But before you start clearing out your desk, Hartley recommends that, as a first step, employees should check to see if their benefits package includes an EAP (most large companies have one). Barring that, consult a family doctor for advice; Hartley says that people may be unaware that crying can be symptomatic of serious problems such as anxiety and depression, and that crying is every bit as worthy of medical treatment as a sprained ankle or a migraine. “To use a physical analogy,” she says, “we go to a doctor when we’re in physical pain. But for crying, we don’t.”
Of course, an ounce of prevention is worth a pound of cure. This means knowing your triggers and removing yourself from potentially volatile situations, instead of hiding in the bathroom or relying on a sympathetic co-worker to pick up the pieces after the fact. You can diffuse the stress of a tough presentation or a meeting with a meddlesome boss by simply calming yourself down ahead of time – by going for a walk or making a cup of tea, says Seward.
Better yet, she says, a manager can learn to identify the signs that an employee is struggling. Many managers now undergo emotional-intelligence training, where they’re encouraged to get to know their employees better, and are taught to be understanding when an employee bursts into tears in front of them. “Prevention makes business sense,” says Seward, “because recuperation takes longer to manage than if the problem were prevented in the first place.”
Zoe*, an established creative director at an advertising firm in Toronto, says she has wound up in tears at work so many times over the years that she has lost count. She tends to cry when she has to fight for something she believes in, or when she’s made to feel undervalued. “I’d love to be tougher,” she says, “but it’s almost physical how I take things personally when I feel like I’m not getting my just rewards, and not just financial ones.”
Crying hasn’t hindered her career, she says; she’s at the top of her profession. And, like many people in office environments, she’s always had the support of close colleagues when she needs to vent.
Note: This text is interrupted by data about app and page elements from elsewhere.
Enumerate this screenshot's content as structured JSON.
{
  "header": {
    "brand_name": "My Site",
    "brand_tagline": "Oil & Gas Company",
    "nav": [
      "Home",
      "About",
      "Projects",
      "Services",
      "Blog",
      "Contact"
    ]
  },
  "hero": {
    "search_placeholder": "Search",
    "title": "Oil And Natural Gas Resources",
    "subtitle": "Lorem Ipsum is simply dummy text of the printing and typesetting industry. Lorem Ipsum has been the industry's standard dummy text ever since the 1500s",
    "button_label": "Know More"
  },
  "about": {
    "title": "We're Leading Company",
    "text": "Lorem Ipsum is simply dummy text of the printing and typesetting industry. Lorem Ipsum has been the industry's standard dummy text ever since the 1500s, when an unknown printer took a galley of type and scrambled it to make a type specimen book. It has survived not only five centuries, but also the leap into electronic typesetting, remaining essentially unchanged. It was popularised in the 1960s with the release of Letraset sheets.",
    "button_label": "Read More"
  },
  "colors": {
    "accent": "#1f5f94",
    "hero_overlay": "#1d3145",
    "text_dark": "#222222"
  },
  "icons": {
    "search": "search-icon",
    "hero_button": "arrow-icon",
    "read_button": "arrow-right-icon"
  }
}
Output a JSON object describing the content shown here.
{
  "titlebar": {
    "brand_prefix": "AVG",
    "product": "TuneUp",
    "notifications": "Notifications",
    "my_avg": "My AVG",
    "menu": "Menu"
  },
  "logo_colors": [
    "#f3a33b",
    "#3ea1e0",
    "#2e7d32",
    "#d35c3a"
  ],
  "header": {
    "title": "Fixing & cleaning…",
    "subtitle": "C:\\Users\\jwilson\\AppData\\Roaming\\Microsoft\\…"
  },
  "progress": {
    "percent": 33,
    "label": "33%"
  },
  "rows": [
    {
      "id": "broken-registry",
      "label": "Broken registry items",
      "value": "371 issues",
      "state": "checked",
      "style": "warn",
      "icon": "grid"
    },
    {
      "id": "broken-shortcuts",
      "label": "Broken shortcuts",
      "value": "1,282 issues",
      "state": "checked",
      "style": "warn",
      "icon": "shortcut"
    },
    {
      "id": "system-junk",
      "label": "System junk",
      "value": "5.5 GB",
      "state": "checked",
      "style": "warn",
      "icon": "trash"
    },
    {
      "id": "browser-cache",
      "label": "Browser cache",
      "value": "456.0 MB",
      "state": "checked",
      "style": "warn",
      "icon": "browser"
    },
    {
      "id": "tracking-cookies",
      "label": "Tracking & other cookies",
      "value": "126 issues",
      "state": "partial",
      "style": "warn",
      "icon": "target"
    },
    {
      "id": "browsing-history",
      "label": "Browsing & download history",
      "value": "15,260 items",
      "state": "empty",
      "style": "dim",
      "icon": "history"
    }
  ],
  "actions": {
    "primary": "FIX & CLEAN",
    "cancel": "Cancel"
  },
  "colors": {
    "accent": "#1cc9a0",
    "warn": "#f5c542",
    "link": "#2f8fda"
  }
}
But being prisoner to her emotions hasn’t been any fun, either. Zoe worries about looking weak, and at times her crying has felt like a handicap. The upshot, she says, is that it feels good to release the tension.
There’s hope for women like Zoe and Jane due to growing attention on emotional health in the workplace. But don’t expect things to change overnight. You might be able to get away with jeans at work, but a relaxed attitude around public displays of emotion isn’t yet in the cards. And that is something to shed a tear over.